Conceived as Spock’s 4th cousin, Roy has had quite the life. He was born in beautiful San Jose, California, raised in Los Angeles, California and now resides in the greater New York City area. He has always been fascinated and obsessed with technology, especially the continuous advancements of mobile platforms. He was a Blackberry slave since his undergrad days at the University of Southern California until realizing in Feb. 2011, there were greener pastures in the land of Android. His first Android phone was the Motorola Atrix 4G, and he hasn’t looked back. He currently works in corporate media, enjoys following media and technology trends, reading a good book, weightlifting, playing on his XBOX 360 and conversing with total strangers.

  • Danny Dodge

    The ipad mini looks like a galaxy s3… who copied who?

  • swtrainer

    I have no respect for Apple. I think when the released the statement, they were using Apple’s new mapping program and they thought they were in a different country…the mistake is understandable.

  • jcauseyfd

    Since Apple issued the public apology, such as it is, this would indicate they are not planning to file an appeal.

  • RTWright

    Well no matter the Judge’s opinion on if they’re “As Cool” or not is neither here nor there, at least Samsung won a round. I’ll admit, the iPad does have a stylish design, till you bump it too hard on a corner or someone knocks it off and it hits edge first on something harder than a pillow…. Looks is not everything, it’s what’s inside that matters most. Wish Apple would learn that, because they’re too busy being butt hurt over someone having a similar look than what is actually on the inside.

  • Steve

    From my understanding of the series of events that led to this controversial case, I’d say both companies are guilty of infringement one way or another. What Apple is suing Samsung over is about a design patent, more specifically trade dress. According to the Business dictionary, trade dress is defined as “Visual impression created by the totality of all elements used in packaging or presenting a good or service for sale, and which gives the product a distinctive and recognizable appearance”. Now, assume you took a non-branded ipad and non-branded Galaxy. Tell me which is which and how you differentiated the two?

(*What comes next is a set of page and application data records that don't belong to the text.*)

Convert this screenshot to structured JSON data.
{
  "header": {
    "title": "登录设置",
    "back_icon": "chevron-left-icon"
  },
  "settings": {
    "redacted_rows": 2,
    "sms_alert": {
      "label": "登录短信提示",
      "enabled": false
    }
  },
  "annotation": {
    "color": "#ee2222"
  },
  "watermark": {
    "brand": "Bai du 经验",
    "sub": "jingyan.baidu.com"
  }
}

    They are similar. This is what Apple is suing over.

    But don’t look at me as being one sided. No single company is flawless. Apple too did infringe on a couple of Samsung utility patents, specifically LTE and Data patents.

    So both sides are guilty.

    Note: if you are going to argue with me, at least bring in some facts. You know, provable points that you can support.